Assemblywoman Nicole Malliotakis, parents, and community leaders held a press conference today outside of the Brooklyn School of Inquiry, one of only five Gifted and Talented Schools in New York City. They spoke out against the recommendation made by a panel assembled by Mayor de Blasio to eliminate all gifted and talented programs throughout the New York City school system.
The proposal includes doing away with all elementary school gifted programs, screened middle schools and some high schools–with the exception of Stuyvesant High School and the city’s seven other elite high schools, whose admission is in part controlled by Albany. There are Gifted and Talented programs throughout the five boroughs but there are only five such schools; three in Manhattan, one in Queens and one in Brooklyn. Malliotakis believes the city should focus on adding more G & T programs and schools to meet demand, so students who qualify aren’t at the mercy of a lottery system.
78% of kids who qualify for gifted and talented programs are denied because of a lack of seats. Schools are now forced to hold a lottery to decide who gets a seat in the gifted and talented programs. Instead of letting a lottery decide a child’s educational future, the city should be providing a gifted and talented seat for every child who qualifies.
“Elected officials across party lines, and representatives of different ethnic groups and racial backgrounds; have said that expanding gifted and talented programs and lifting up children so that they can meet the demands of these programs is the route the city should be taking,” said Malliotakis. “When all of our students, regardless of background, have received an excellent education and are prepared for the real world, then we have achieved true social justice.
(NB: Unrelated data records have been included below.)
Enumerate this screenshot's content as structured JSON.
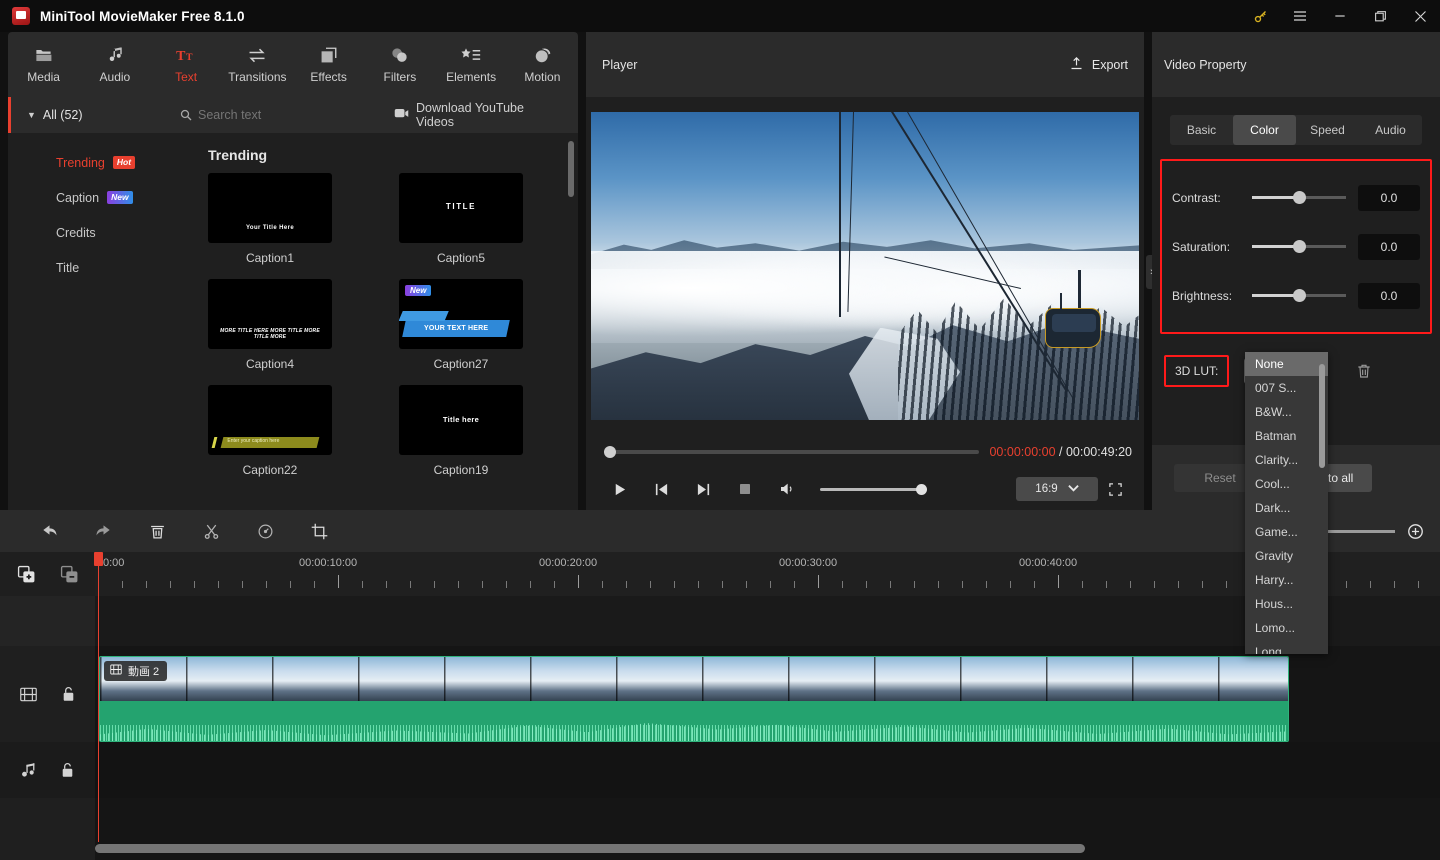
{
  "window": {
    "title": "MiniTool MovieMaker Free 8.1.0",
    "controls": {
      "key": "key-icon",
      "menu": "hamburger-icon",
      "minimize": "minimize-icon",
      "maximize": "maximize-icon",
      "close": "close-icon"
    }
  },
  "toolbar_tabs": [
    {
      "label": "Media",
      "icon": "folder-icon",
      "active": false
    },
    {
      "label": "Audio",
      "icon": "music-note-icon",
      "active": false
    },
    {
      "label": "Text",
      "icon": "text-tt-icon",
      "active": true
    },
    {
      "label": "Transitions",
      "icon": "transitions-arrows-icon",
      "active": false
    },
    {
      "label": "Effects",
      "icon": "effects-squares-icon",
      "active": false
    },
    {
      "label": "Filters",
      "icon": "filters-circles-icon",
      "active": false
    },
    {
      "label": "Elements",
      "icon": "elements-star-list-icon",
      "active": false
    },
    {
      "label": "Motion",
      "icon": "motion-sphere-icon",
      "active": false
    }
  ],
  "library": {
    "all_label": "All (52)",
    "categories": [
      {
        "label": "Trending",
        "badge": "Hot",
        "badge_type": "hot",
        "active": true
      },
      {
        "label": "Caption",
        "badge": "New",
        "badge_type": "new",
        "active": false
      },
      {
        "label": "Credits",
        "badge": "",
        "badge_type": "",
        "active": false
      },
      {
        "label": "Title",
        "badge": "",
        "badge_type": "",
        "active": false
      }
    ],
    "search_placeholder": "Search text",
    "download_label": "Download YouTube Videos",
    "section_title": "Trending",
    "templates": [
      {
        "label": "Caption1",
        "preview_text": "Your  Title Here",
        "style": "c1",
        "new": false
      },
      {
        "label": "Caption5",
        "preview_text": "TITLE",
        "style": "c5",
        "new": false
      },
      {
        "label": "Caption4",
        "preview_text": "MORE TITLE HERE MORE TITLE MORE TITLE MORE",
        "style": "c4",
        "new": false
      },
      {
        "label": "Caption27",
        "preview_text": "YOUR TEXT HERE",
        "style": "c27",
        "new": true,
        "new_badge": "New"
      },
      {
        "label": "Caption22",
        "preview_text": "Enter your caption here",
        "style": "c22",
        "new": false
      },
      {
        "label": "Caption19",
        "preview_text": "Title here",
        "style": "c19",
        "new": false
      }
    ]
  },
  "player": {
    "title": "Player",
    "export_label": "Export",
    "current_time": "00:00:00:00",
    "separator": " / ",
    "total_time": "00:00:49:20",
    "aspect_ratio": "16:9",
    "controls": [
      "play-icon",
      "previous-frame-icon",
      "next-frame-icon",
      "stop-icon",
      "volume-icon"
    ],
    "seek_percent": 0,
    "volume_percent": 100
  },
  "property": {
    "title": "Video Property",
    "tabs": [
      {
        "label": "Basic",
        "active": false
      },
      {
        "label": "Color",
        "active": true
      },
      {
        "label": "Speed",
        "active": false
      },
      {
        "label": "Audio",
        "active": false
      }
    ],
    "sliders": [
      {
        "label": "Contrast:",
        "value": "0.0"
      },
      {
        "label": "Saturation:",
        "value": "0.0"
      },
      {
        "label": "Brightness:",
        "value": "0.0"
      }
    ],
    "lut_label": "3D LUT:",
    "lut_value": "None",
    "delete_icon": "trash-icon",
    "reset_label": "Reset",
    "apply_all_label": "Apply to all",
    "highlight_color": "#ff1a1a"
  },
  "lut_dropdown": {
    "open": true,
    "selected": "None",
    "items": [
      "None",
      "007 S...",
      "B&W...",
      "Batman",
      "Clarity...",
      "Cool...",
      "Dark...",
      "Game...",
      "Gravity",
      "Harry...",
      "Hous...",
      "Lomo...",
      "Long..."
    ]
  },
  "timeline": {
    "tools": [
      {
        "icon": "undo-icon",
        "name": "undo"
      },
      {
        "icon": "redo-icon",
        "name": "redo"
      },
      {
        "icon": "delete-icon",
        "name": "delete"
      },
      {
        "icon": "split-scissors-icon",
        "name": "split"
      },
      {
        "icon": "speed-gauge-icon",
        "name": "speed"
      },
      {
        "icon": "crop-icon",
        "name": "crop"
      }
    ],
    "marker_icon": "marker-icon",
    "zoom_percent": 0,
    "zoom_in_icon": "plus-icon",
    "track_sidebar": [
      {
        "icons": [
          "add-track-icon",
          "remove-track-icon"
        ]
      },
      {
        "icons": []
      },
      {
        "icons": [
          "video-track-icon",
          "unlock-icon"
        ]
      },
      {
        "icons": [
          "audio-track-icon",
          "unlock-icon"
        ]
      }
    ],
    "ruler_labels": [
      "0:00",
      "00:00:10:00",
      "00:00:20:00",
      "00:00:30:00",
      "00:00:40:00"
    ],
    "playhead_time": "0:00",
    "clip": {
      "label": "動画 2",
      "icon": "video-clip-icon"
    }
  }
}
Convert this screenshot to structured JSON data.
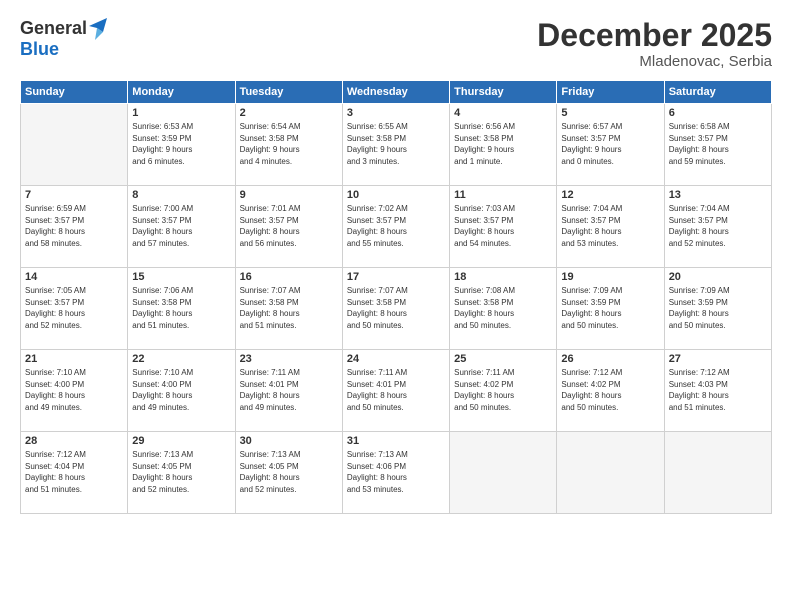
{
  "logo": {
    "general": "General",
    "blue": "Blue"
  },
  "title": "December 2025",
  "location": "Mladenovac, Serbia",
  "days_of_week": [
    "Sunday",
    "Monday",
    "Tuesday",
    "Wednesday",
    "Thursday",
    "Friday",
    "Saturday"
  ],
  "weeks": [
    [
      {
        "day": "",
        "info": "",
        "empty": true
      },
      {
        "day": "1",
        "info": "Sunrise: 6:53 AM\nSunset: 3:59 PM\nDaylight: 9 hours\nand 6 minutes."
      },
      {
        "day": "2",
        "info": "Sunrise: 6:54 AM\nSunset: 3:58 PM\nDaylight: 9 hours\nand 4 minutes."
      },
      {
        "day": "3",
        "info": "Sunrise: 6:55 AM\nSunset: 3:58 PM\nDaylight: 9 hours\nand 3 minutes."
      },
      {
        "day": "4",
        "info": "Sunrise: 6:56 AM\nSunset: 3:58 PM\nDaylight: 9 hours\nand 1 minute."
      },
      {
        "day": "5",
        "info": "Sunrise: 6:57 AM\nSunset: 3:57 PM\nDaylight: 9 hours\nand 0 minutes."
      },
      {
        "day": "6",
        "info": "Sunrise: 6:58 AM\nSunset: 3:57 PM\nDaylight: 8 hours\nand 59 minutes."
      }
    ],
    [
      {
        "day": "7",
        "info": "Sunrise: 6:59 AM\nSunset: 3:57 PM\nDaylight: 8 hours\nand 58 minutes."
      },
      {
        "day": "8",
        "info": "Sunrise: 7:00 AM\nSunset: 3:57 PM\nDaylight: 8 hours\nand 57 minutes."
      },
      {
        "day": "9",
        "info": "Sunrise: 7:01 AM\nSunset: 3:57 PM\nDaylight: 8 hours\nand 56 minutes."
      },
      {
        "day": "10",
        "info": "Sunrise: 7:02 AM\nSunset: 3:57 PM\nDaylight: 8 hours\nand 55 minutes."
      },
      {
        "day": "11",
        "info": "Sunrise: 7:03 AM\nSunset: 3:57 PM\nDaylight: 8 hours\nand 54 minutes."
      },
      {
        "day": "12",
        "info": "Sunrise: 7:04 AM\nSunset: 3:57 PM\nDaylight: 8 hours\nand 53 minutes."
      },
      {
        "day": "13",
        "info": "Sunrise: 7:04 AM\nSunset: 3:57 PM\nDaylight: 8 hours\nand 52 minutes."
      }
    ],
    [
      {
        "day": "14",
        "info": "Sunrise: 7:05 AM\nSunset: 3:57 PM\nDaylight: 8 hours\nand 52 minutes."
      },
      {
        "day": "15",
        "info": "Sunrise: 7:06 AM\nSunset: 3:58 PM\nDaylight: 8 hours\nand 51 minutes."
      },
      {
        "day": "16",
        "info": "Sunrise: 7:07 AM\nSunset: 3:58 PM\nDaylight: 8 hours\nand 51 minutes."
      },
      {
        "day": "17",
        "info": "Sunrise: 7:07 AM\nSunset: 3:58 PM\nDaylight: 8 hours\nand 50 minutes."
      },
      {
        "day": "18",
        "info": "Sunrise: 7:08 AM\nSunset: 3:58 PM\nDaylight: 8 hours\nand 50 minutes."
      },
      {
        "day": "19",
        "info": "Sunrise: 7:09 AM\nSunset: 3:59 PM\nDaylight: 8 hours\nand 50 minutes."
      },
      {
        "day": "20",
        "info": "Sunrise: 7:09 AM\nSunset: 3:59 PM\nDaylight: 8 hours\nand 50 minutes."
      }
    ],
    [
      {
        "day": "21",
        "info": "Sunrise: 7:10 AM\nSunset: 4:00 PM\nDaylight: 8 hours\nand 49 minutes."
      },
      {
        "day": "22",
        "info": "Sunrise: 7:10 AM\nSunset: 4:00 PM\nDaylight: 8 hours\nand 49 minutes."
      },
      {
        "day": "23",
        "info": "Sunrise: 7:11 AM\nSunset: 4:01 PM\nDaylight: 8 hours\nand 49 minutes."
      },
      {
        "day": "24",
        "info": "Sunrise: 7:11 AM\nSunset: 4:01 PM\nDaylight: 8 hours\nand 50 minutes."
      },
      {
        "day": "25",
        "info": "Sunrise: 7:11 AM\nSunset: 4:02 PM\nDaylight: 8 hours\nand 50 minutes."
      },
      {
        "day": "26",
        "info": "Sunrise: 7:12 AM\nSunset: 4:02 PM\nDaylight: 8 hours\nand 50 minutes."
      },
      {
        "day": "27",
        "info": "Sunrise: 7:12 AM\nSunset: 4:03 PM\nDaylight: 8 hours\nand 51 minutes."
      }
    ],
    [
      {
        "day": "28",
        "info": "Sunrise: 7:12 AM\nSunset: 4:04 PM\nDaylight: 8 hours\nand 51 minutes."
      },
      {
        "day": "29",
        "info": "Sunrise: 7:13 AM\nSunset: 4:05 PM\nDaylight: 8 hours\nand 52 minutes."
      },
      {
        "day": "30",
        "info": "Sunrise: 7:13 AM\nSunset: 4:05 PM\nDaylight: 8 hours\nand 52 minutes."
      },
      {
        "day": "31",
        "info": "Sunrise: 7:13 AM\nSunset: 4:06 PM\nDaylight: 8 hours\nand 53 minutes."
      },
      {
        "day": "",
        "info": "",
        "empty": true
      },
      {
        "day": "",
        "info": "",
        "empty": true
      },
      {
        "day": "",
        "info": "",
        "empty": true
      }
    ]
  ]
}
Reducing standards will not accomplish this. We’ve seen the mayor waste $773 million on the failed school renewal program and waste precious education funding on high-priced consultants, vendors and Department of Education bureaucrats. Instead of giving teachers and students the resources they needed in their classrooms, he gutted school discipline and now he may eliminate gifted and talented programs. Students deserve education funding and investment in test prep, classroom assistance, education resources and supplies so they can rise to meet the standards of talented and gifted programs, instead of being denied the opportunity to succeed because of a lack of seats.
“The actions of Mayor de Blasio and Chancellor Carranza defy logic; they want to shut-down a program that prepares students for the challenges they’ll face in a highly competitive world, that’s wrong; said Malliotakis. “They should work to raise standards throughout the school systems so more students qualify for gifted and talented programs.”
Among those who participated in today’s press conference were David Lee of the Scholastic Merit Fund, Vito LaBella of Community Education Council 20 and I.S. 187 Parent Teacher Organization, Wai Wah Chin of the Chinese Ameican Citizens Alliance of Greater New York and Fran Vella-Marrone of the Djer Heights Civic Association.